By Tyler Whitley
Rep. J. Randy Forbes, R-4th, first won his seat narrowly in a special election in June 2001, but he has had an easier time since.
In a district that stretches from the southern Chesterfield County suburbs through peanut and tobacco country and into suburban Hampton Roads, Forbes has brushed aside little-known and underfunded opponents in the past four general elections. In two of those contests, he had no Democratic challenger.
This year, his Democratic opponent is a retired Emporia physician, Dr. Wynne LeGrow, who brings an unusual distinction to the race. He is a professed atheist.
"I've been a nonbeliever since I was 16," said LeGrow, the son of a minister. But he said he follows the Golden Rule.
Dan Palazzolo, a political scientist at the University of Richmond, said about 10 percent of the American population classifies itself as atheist.
"This makes LeGrow a harder sell," he said.
Forbes, a Baptist who started the Congressional Prayer Caucus in 2005, is not using the distinction against LeGrow, but some of his supporters are. The person who introduced Forbes at a luncheon meeting of the South Richmond Rotary Club two weeks ago stressed the importance of re-electing Forbes because of LeGrow's beliefs.
Forbes is paying little attention to LeGrow. He hasn't engaged him in a debate or joint appearance.
LeGrow said he did meet Forbes at a parade. Forbes was at the front of the parade and he was at the back, he said, but he made a point of seeking out Forbes and shaking his hand.
As for the issues, LeGrow favors health-care reform but says the legislation did not go far enough. He favored inclusion of a public option to compete with private insurers.
Forbes voted against the health-care overhaul. In a speech on the floor of the House, he said Americans were rejecting what he called the bill's implicit message -- that "money is no object."
The Democrat favors cap-and-trade legislation, meant to minimize greenhouse-gas emissions. Forbes voted against the measure.
LeGrow says he wants to create green jobs to help an environment that has been damaged by global warming. Forbes has proposed a New Manhattan Project for Energy Independence. It would bring scientists and researchers together in a competition to determine how to reduce America's energy's dependence by 50 percent over the next 10 years.
LeGrow thinks President Barack Obama's stimulus package helped revive the economy and created millions of jobs.
"The bank bailouts and stimulus package were needed to prevent this Great Recession from turning into the second Great Depression," LeGrow said.
Forbes voted against the stimulus. He said that after Americans lost trillions of net worth in the economic downturn, the question was "whether or not we are simply going to redistribute what's left, or whether we're going to rebuild what we lost."
Forbes says he is one of only 17 members of Congress to vote against every bailout and stimulus bill under the Bush and Obama administrations.
Though Forbes describes himself as a fiscal conservative, LeGrow says Forbes isn't, because he voted for the Bush tax cuts and the wars in Iraq and Afghanistan.

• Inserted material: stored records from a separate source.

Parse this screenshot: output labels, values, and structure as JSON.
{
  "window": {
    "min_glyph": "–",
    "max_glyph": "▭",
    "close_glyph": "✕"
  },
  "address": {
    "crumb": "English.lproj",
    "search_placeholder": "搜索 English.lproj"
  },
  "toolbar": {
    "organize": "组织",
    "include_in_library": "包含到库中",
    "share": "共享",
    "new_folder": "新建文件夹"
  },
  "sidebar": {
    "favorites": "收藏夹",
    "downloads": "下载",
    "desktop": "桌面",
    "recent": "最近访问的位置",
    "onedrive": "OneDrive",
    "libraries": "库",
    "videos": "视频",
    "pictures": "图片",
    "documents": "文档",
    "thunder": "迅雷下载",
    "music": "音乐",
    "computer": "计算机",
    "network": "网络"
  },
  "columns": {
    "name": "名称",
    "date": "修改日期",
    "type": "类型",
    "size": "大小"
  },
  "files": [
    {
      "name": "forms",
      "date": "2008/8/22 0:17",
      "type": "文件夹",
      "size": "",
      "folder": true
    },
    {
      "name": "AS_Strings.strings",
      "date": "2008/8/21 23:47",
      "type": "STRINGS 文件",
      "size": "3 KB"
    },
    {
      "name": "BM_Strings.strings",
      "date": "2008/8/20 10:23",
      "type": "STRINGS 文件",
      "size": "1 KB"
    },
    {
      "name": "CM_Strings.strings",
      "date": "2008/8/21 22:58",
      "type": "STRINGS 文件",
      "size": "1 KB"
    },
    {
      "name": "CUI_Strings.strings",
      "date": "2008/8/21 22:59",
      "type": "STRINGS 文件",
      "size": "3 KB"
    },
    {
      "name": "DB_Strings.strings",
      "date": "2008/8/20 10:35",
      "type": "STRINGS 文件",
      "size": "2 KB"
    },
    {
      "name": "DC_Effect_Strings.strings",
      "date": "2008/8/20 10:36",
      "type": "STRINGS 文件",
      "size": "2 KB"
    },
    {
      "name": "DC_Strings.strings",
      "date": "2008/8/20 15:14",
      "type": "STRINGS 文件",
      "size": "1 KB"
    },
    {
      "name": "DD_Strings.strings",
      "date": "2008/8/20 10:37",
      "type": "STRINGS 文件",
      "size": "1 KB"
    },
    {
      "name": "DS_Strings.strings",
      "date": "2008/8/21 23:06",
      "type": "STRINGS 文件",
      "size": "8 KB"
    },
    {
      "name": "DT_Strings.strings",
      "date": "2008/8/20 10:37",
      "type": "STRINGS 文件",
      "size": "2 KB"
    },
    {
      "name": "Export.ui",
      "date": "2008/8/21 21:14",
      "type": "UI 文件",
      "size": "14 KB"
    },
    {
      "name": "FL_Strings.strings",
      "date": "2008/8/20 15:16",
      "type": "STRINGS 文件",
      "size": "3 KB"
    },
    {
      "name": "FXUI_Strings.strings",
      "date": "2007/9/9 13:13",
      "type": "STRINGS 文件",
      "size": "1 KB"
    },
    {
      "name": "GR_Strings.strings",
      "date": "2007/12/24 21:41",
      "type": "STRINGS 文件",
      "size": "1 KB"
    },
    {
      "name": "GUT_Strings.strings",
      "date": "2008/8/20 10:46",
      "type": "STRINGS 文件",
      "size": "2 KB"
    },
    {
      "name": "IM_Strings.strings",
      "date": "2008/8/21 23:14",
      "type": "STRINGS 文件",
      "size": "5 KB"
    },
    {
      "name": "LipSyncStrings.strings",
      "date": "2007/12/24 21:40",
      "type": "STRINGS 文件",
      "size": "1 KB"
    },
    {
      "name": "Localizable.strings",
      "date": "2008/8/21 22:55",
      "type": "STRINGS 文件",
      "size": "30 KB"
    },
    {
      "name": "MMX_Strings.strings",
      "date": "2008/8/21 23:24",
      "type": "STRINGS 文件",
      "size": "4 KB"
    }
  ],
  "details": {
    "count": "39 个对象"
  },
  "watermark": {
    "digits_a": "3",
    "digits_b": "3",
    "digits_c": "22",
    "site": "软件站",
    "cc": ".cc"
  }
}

Forbes wants to extend the Bush tax cuts for everyone. LeGrow would extend the cuts for all but those making more than $250,000 a year.
This is LeGrow's first run for public office. Forbes, a lawyer from Chesapeake, first ran for the House of Delegates in 1989. He was elected to the state Senate in 1997.
Forbes, who also is a former chairman of the state Republican Party, first was elected to Congress to complete the term of Rep. Norman Sisisky, a Democrat who died in 2001.
Forbes is a member of the House Armed Services Committee, and Fort Lee is in the district.
He is working to keep open the U.S. Joint Forces Command, based in Hampton Roads. Including civilians and contractors, the operation has more than 5,700 employees, many of whom live and work in the 4th District.
LeGrow, a kidney specialist, practiced medicine in Emporia for 29 years before retiring from his nephrology practice in 2008. He said he decided to run for Congress because of his concerns about the mounting federal debt and about global warming.
He said he originally located in Emporia because it needed a dialysis unit and he felt comfortable in a small-town setting.
The 4th District includes all or part of 18 counties and cities, among them the counties of Chesterfield, Amelia and Dinwiddie, and the cities of Petersburg, Hopewell and Colonial Heights.
The district voted narrowly for Obama in 2008, when Forbes defeated Democrat Andrea Miller by 20 percentage points.